Lamb said the 200-level geology classes used to have about 14 students but have doubled to around 30 students. The 300-level class has also doubled. Lamb said that J-Term course enrollments have shot up too, and only majors get those slots.
Though senior Tom Langer said space is definitely tight, he believes the university is doing a good job using what it has.
“We recently turned a seminar room in OWS into a geo-chemistry lab. It is designed to hold eight students, but we have labs of 16 (students),” geology department chair Lisa Lamb said. “We are excited that we got this space, but we are going to have to squeeze.”
Tim Lewis, professor and chair of the biology department, said that “the problem isn’t just (being) crunched for space; it is that some programs like neuroscience are in the wrong buildings, and that’s not an easy solution.”
“They need the same labs as science majors do, and they are in a building that was not built for that,” Lewis said.
Right now, half of the neuroscience classes are in OWS, and the other half are housed in the John Roach Center.
The tight squeeze has also caused the departments to often share resources.
“It’s really nice that we can collaborate and that makes us stronger, but it also puts some limitations on us,” Lucas said. “We like to use some of the same machines as the geology department, but it is tough when there is a back up on how much time someone is going to be using it.”
Lewis said the department hopes to alleviate some of the issues over the summer.
“The university cares deeply, and they have been giving us good resources, short of building us an expensive new building,” Lewis said. “This summer, we will carve up hallway space in both buildings and turn it into offices.

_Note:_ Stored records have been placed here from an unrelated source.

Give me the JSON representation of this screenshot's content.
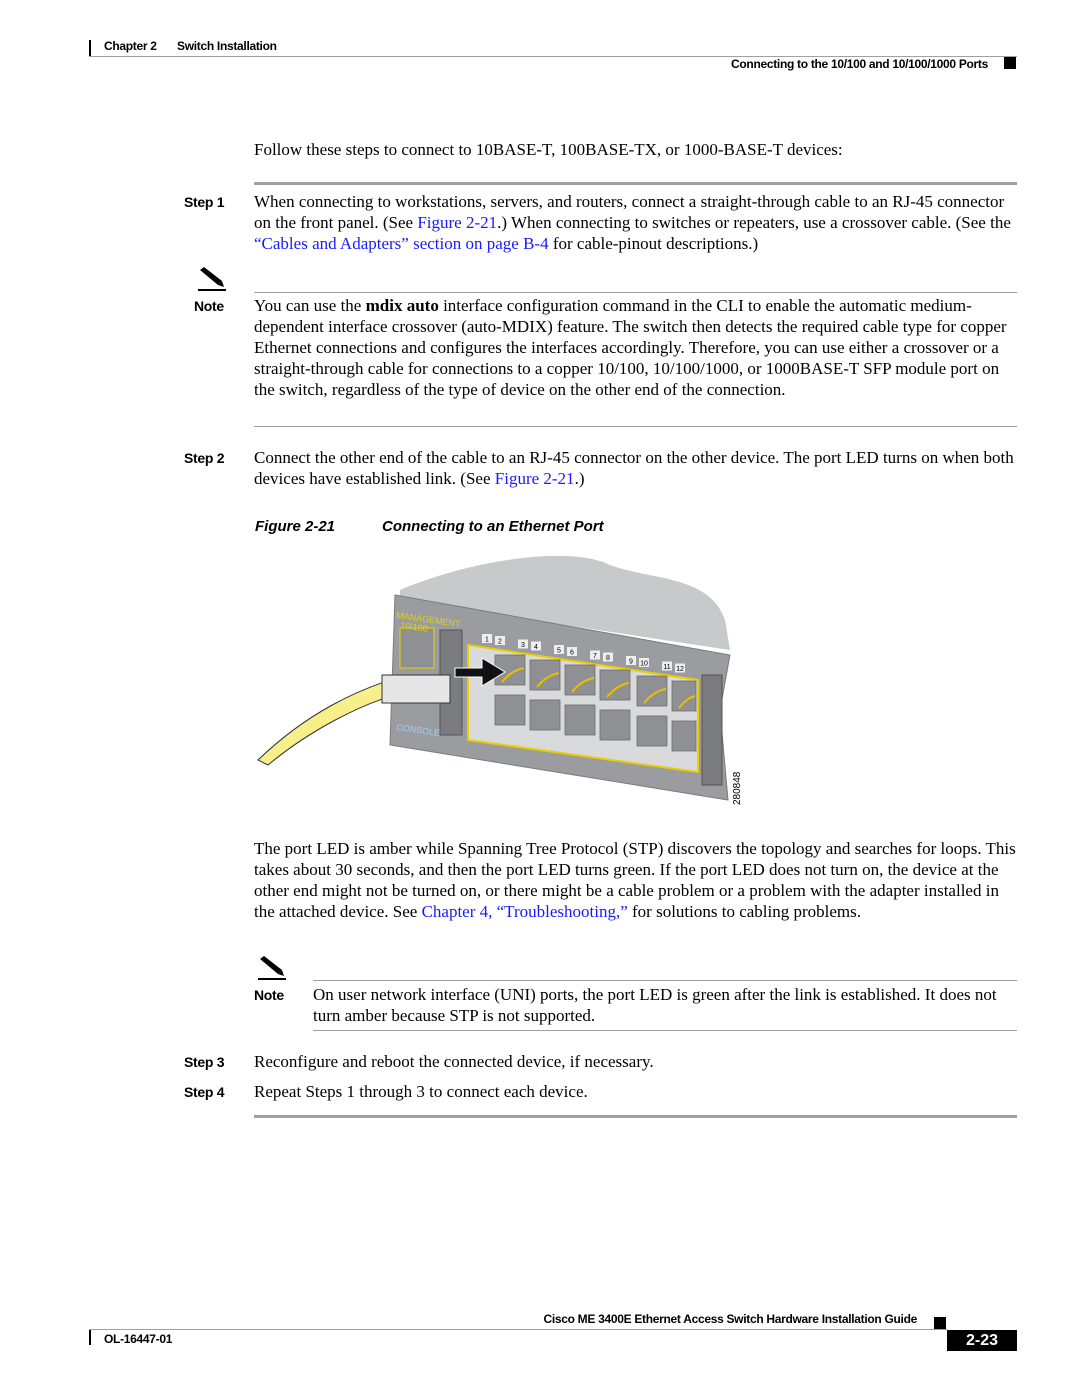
{
  "header": {
    "chapter": "Chapter 2",
    "chapter_title": "Switch Installation",
    "section": "Connecting to the 10/100 and 10/100/1000 Ports"
  },
  "intro": "Follow these steps to connect to 10BASE-T, 100BASE-TX, or 1000-BASE-T devices:",
  "step1": {
    "label": "Step 1",
    "t1": "When connecting to workstations, servers, and routers, connect a straight-through cable to an RJ-45 connector on the front panel. (See ",
    "link1": "Figure 2-21",
    "t2": ".) When connecting to switches or repeaters, use a crossover cable. (See the ",
    "link2": "“Cables and Adapters” section on page B-4",
    "t3": " for cable-pinout descriptions.)"
  },
  "note1": {
    "label": "Note",
    "t1": "You can use the ",
    "bold": "mdix auto",
    "t2": " interface configuration command in the CLI to enable the automatic medium-dependent interface crossover (auto-MDIX) feature. The switch then detects the required cable type for copper Ethernet connections and configures the interfaces accordingly. Therefore, you can use either a crossover or a straight-through cable for connections to a copper 10/100, 10/100/1000, or 1000BASE-T SFP module port on the switch, regardless of the type of device on the other end of the connection."
  },
  "step2": {
    "label": "Step 2",
    "t1": "Connect the other end of the cable to an RJ-45 connector on the other device. The port LED turns on when both devices have established link. (See ",
    "link1": "Figure 2-21",
    "t2": ".)"
  },
  "figure": {
    "number": "Figure 2-21",
    "title": "Connecting to an Ethernet Port",
    "id_label": "280848",
    "panel_labels": {
      "management": "MANAGEMENT",
      "mgmt_speed": "10/100",
      "console": "CONSOLE"
    },
    "port_numbers": [
      "1",
      "2",
      "3",
      "4",
      "5",
      "6",
      "7",
      "8",
      "9",
      "10",
      "11",
      "12"
    ]
  },
  "para": {
    "t1": "The port LED is amber while Spanning Tree Protocol (STP) discovers the topology and searches for loops. This takes about 30 seconds, and then the port LED turns green. If the port LED does not turn on, the device at the other end might not be turned on, or there might be a cable problem or a problem with the adapter installed in the attached device. See ",
    "link1": "Chapter 4, “Troubleshooting,”",
    "t2": " for solutions to cabling problems."
  },
  "note2": {
    "label": "Note",
    "text": "On user network interface (UNI) ports, the port LED is green after the link is established. It does not turn amber because STP is not supported."
  },
  "step3": {
    "label": "Step 3",
    "text": "Reconfigure and reboot the connected device, if necessary."
  },
  "step4": {
    "label": "Step 4",
    "text": "Repeat Steps 1 through 3 to connect each device."
  },
  "footer": {
    "guide_title": "Cisco ME 3400E Ethernet Access Switch Hardware Installation Guide",
    "doc_number": "OL-16447-01",
    "page": "2-23"
  },
  "colors": {
    "link": "#1a1aff",
    "rule": "#a0a0a0",
    "cable": "#f7f08a",
    "port_outline": "#e8d000"
  }
}
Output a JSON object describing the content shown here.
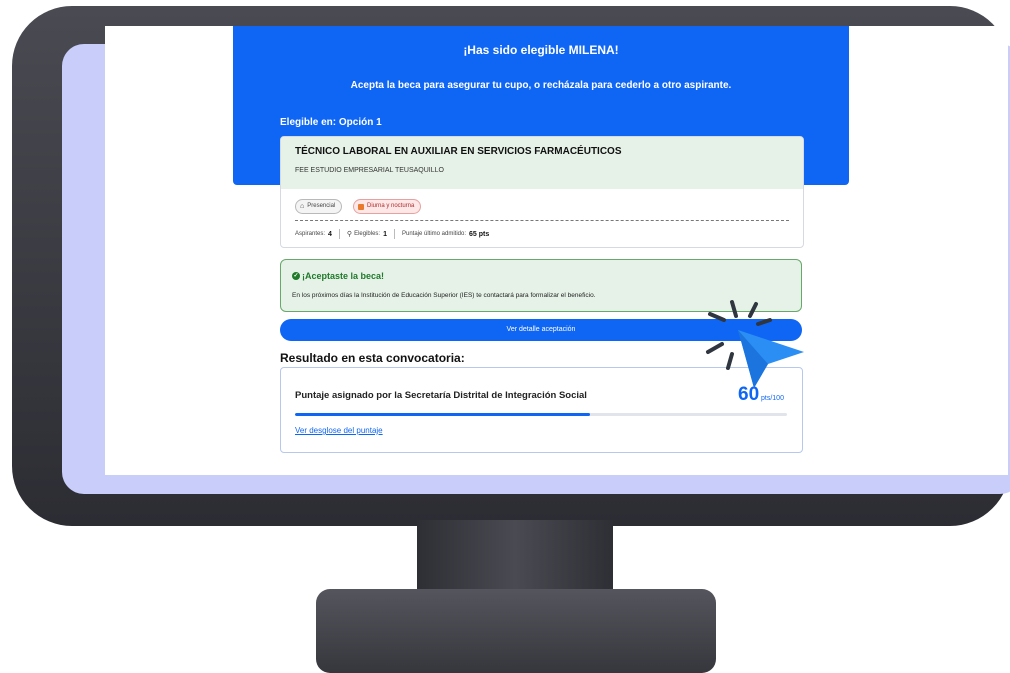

We have had to convert closets into offices, and we have had to give up several labs to create offices.”
However, if high enrollment numbers persist, Lewis said the long-term plan would be to expand a wing toward the parking lot between Loras Hall and OSS.
“The administration all knows of the science and engineering needs, and the first step is raising money, which takes a long time,” Lewis said. “The overall plan seems to be to build a science wing when it can be done, but we are not at the stage where one draws up plans.”
Lamb said a group of math, science, and engineering chairs are meeting at an upcoming retreat to talk about where added space is needed.
“If a new wing goes in, we will want to defragment our space and make it a more cohesive space,” Lamb said. “So if students are doing research, they are nearby, which is good for questions and safety reasons.”
Kelsey Broadwell can be reached at email@example.com.